** Directions for this task **
Below are the records; print them again exactly and omit the pictures.

[Element data from apps and pages]

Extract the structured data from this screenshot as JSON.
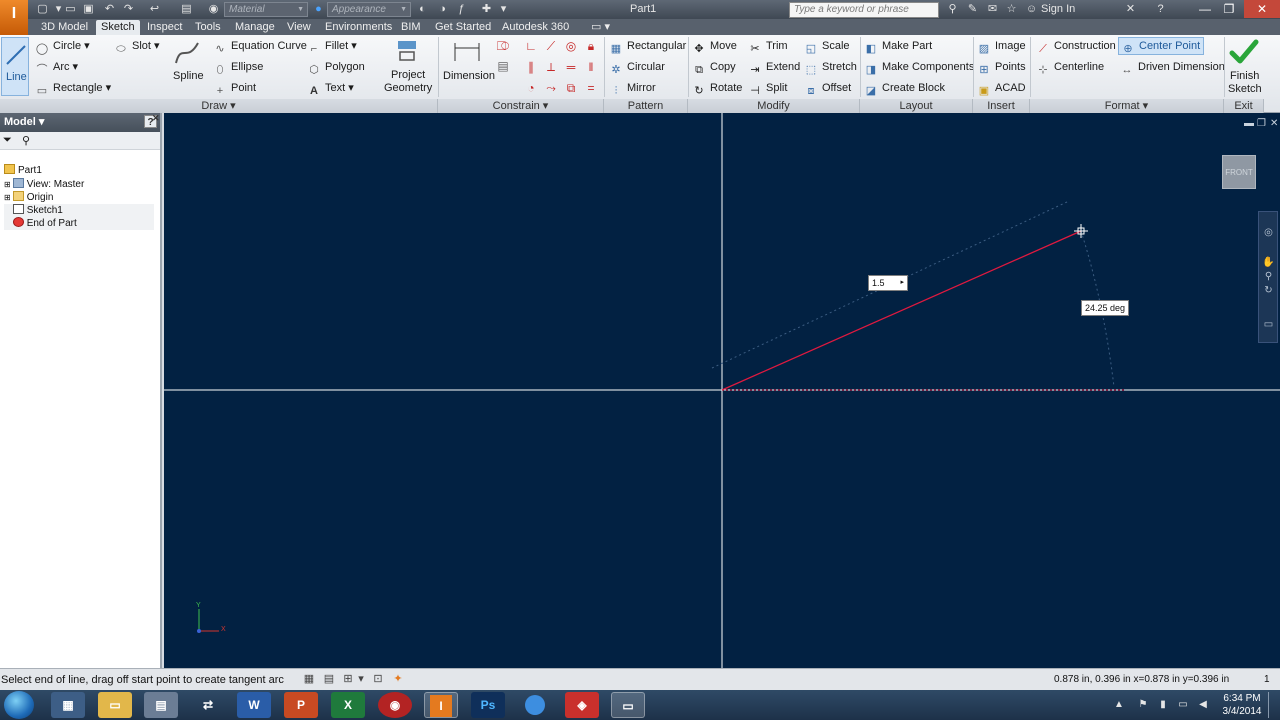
{
  "titlebar": {
    "app_logo": "I",
    "material_combo": "Material",
    "appearance_combo": "Appearance",
    "document_title": "Part1",
    "search_placeholder": "Type a keyword or phrase",
    "sign_in": "Sign In",
    "help_label": "?"
  },
  "ribbon_tabs": [
    "3D Model",
    "Sketch",
    "Inspect",
    "Tools",
    "Manage",
    "View",
    "Environments",
    "BIM",
    "Get Started",
    "Autodesk 360"
  ],
  "active_tab": "Sketch",
  "ribbon": {
    "draw": {
      "line": "Line",
      "circle": "Circle",
      "arc": "Arc",
      "rectangle": "Rectangle",
      "slot": "Slot",
      "spline": "Spline",
      "equation_curve": "Equation Curve",
      "ellipse": "Ellipse",
      "point": "Point",
      "fillet": "Fillet",
      "polygon": "Polygon",
      "text": "Text",
      "project_geometry_1": "Project",
      "project_geometry_2": "Geometry",
      "panel": "Draw"
    },
    "constrain": {
      "dimension": "Dimension",
      "panel": "Constrain"
    },
    "pattern": {
      "rectangular": "Rectangular",
      "circular": "Circular",
      "mirror": "Mirror",
      "panel": "Pattern"
    },
    "modify": {
      "move": "Move",
      "copy": "Copy",
      "rotate": "Rotate",
      "trim": "Trim",
      "extend": "Extend",
      "split": "Split",
      "scale": "Scale",
      "stretch": "Stretch",
      "offset": "Offset",
      "panel": "Modify"
    },
    "layout": {
      "make_part": "Make Part",
      "make_components": "Make Components",
      "create_block": "Create Block",
      "panel": "Layout"
    },
    "insert": {
      "image": "Image",
      "points": "Points",
      "acad": "ACAD",
      "panel": "Insert"
    },
    "format": {
      "construction": "Construction",
      "centerline": "Centerline",
      "center_point": "Center Point",
      "driven_dimension": "Driven Dimension",
      "panel": "Format"
    },
    "exit": {
      "finish_1": "Finish",
      "finish_2": "Sketch",
      "panel": "Exit"
    }
  },
  "browser": {
    "title": "Model",
    "items": [
      "Part1",
      "View: Master",
      "Origin",
      "Sketch1",
      "End of Part"
    ]
  },
  "canvas": {
    "length_input": "1.5",
    "angle_label": "24.25 deg",
    "viewcube": "FRONT",
    "axis_y": "Y",
    "axis_x": "X"
  },
  "statusbar": {
    "message": "Select end of line, drag off start point to create tangent arc",
    "coords": "0.878 in, 0.396 in  x=0.878 in  y=0.396 in",
    "count": "1"
  },
  "taskbar": {
    "apps": [
      "calendar",
      "calculator",
      "file-explorer",
      "network",
      "W",
      "P",
      "X",
      "roxio",
      "I",
      "Ps",
      "itunes",
      "sketchup",
      "window"
    ],
    "time": "6:34 PM",
    "date": "3/4/2014"
  },
  "colors": {
    "canvas_bg": "#022142",
    "sketch_line": "#e0193f",
    "axis_line": "#ffffff",
    "accent": "#e47a1f"
  }
}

** Output below **
Extract the structured data from this screenshot as JSON.
{
  "titlebar": {
    "app_logo": "I",
    "material_combo": "Material",
    "appearance_combo": "Appearance",
    "document_title": "Part1",
    "search_placeholder": "Type a keyword or phrase",
    "sign_in": "Sign In",
    "help_label": "?"
  },
  "ribbon_tabs": [
    "3D Model",
    "Sketch",
    "Inspect",
    "Tools",
    "Manage",
    "View",
    "Environments",
    "BIM",
    "Get Started",
    "Autodesk 360"
  ],
  "active_tab": "Sketch",
  "ribbon": {
    "draw": {
      "line": "Line",
      "circle": "Circle",
      "arc": "Arc",
      "rectangle": "Rectangle",
      "slot": "Slot",
      "spline": "Spline",
      "equation_curve": "Equation Curve",
      "ellipse": "Ellipse",
      "point": "Point",
      "fillet": "Fillet",
      "polygon": "Polygon",
      "text": "Text",
      "project_geometry_1": "Project",
      "project_geometry_2": "Geometry",
      "panel": "Draw"
    },
    "constrain": {
      "dimension": "Dimension",
      "panel": "Constrain"
    },
    "pattern": {
      "rectangular": "Rectangular",
      "circular": "Circular",
      "mirror": "Mirror",
      "panel": "Pattern"
    },
    "modify": {
      "move": "Move",
      "copy": "Copy",
      "rotate": "Rotate",
      "trim": "Trim",
      "extend": "Extend",
      "split": "Split",
      "scale": "Scale",
      "stretch": "Stretch",
      "offset": "Offset",
      "panel": "Modify"
    },
    "layout": {
      "make_part": "Make Part",
      "make_components": "Make Components",
      "create_block": "Create Block",
      "panel": "Layout"
    },
    "insert": {
      "image": "Image",
      "points": "Points",
      "acad": "ACAD",
      "panel": "Insert"
    },
    "format": {
      "construction": "Construction",
      "centerline": "Centerline",
      "center_point": "Center Point",
      "driven_dimension": "Driven Dimension",
      "panel": "Format"
    },
    "exit": {
      "finish_1": "Finish",
      "finish_2": "Sketch",
      "panel": "Exit"
    }
  },
  "browser": {
    "title": "Model",
    "items": [
      "Part1",
      "View: Master",
      "Origin",
      "Sketch1",
      "End of Part"
    ]
  },
  "canvas": {
    "length_input": "1.5",
    "angle_label": "24.25 deg",
    "viewcube": "FRONT",
    "axis_y": "Y",
    "axis_x": "X"
  },
  "statusbar": {
    "message": "Select end of line, drag off start point to create tangent arc",
    "coords": "0.878 in, 0.396 in  x=0.878 in  y=0.396 in",
    "count": "1"
  },
  "taskbar": {
    "apps": [
      "calendar",
      "calculator",
      "file-explorer",
      "network",
      "W",
      "P",
      "X",
      "roxio",
      "I",
      "Ps",
      "itunes",
      "sketchup",
      "window"
    ],
    "time": "6:34 PM",
    "date": "3/4/2014"
  },
  "colors": {
    "canvas_bg": "#022142",
    "sketch_line": "#e0193f",
    "axis_line": "#ffffff",
    "accent": "#e47a1f"
  }
}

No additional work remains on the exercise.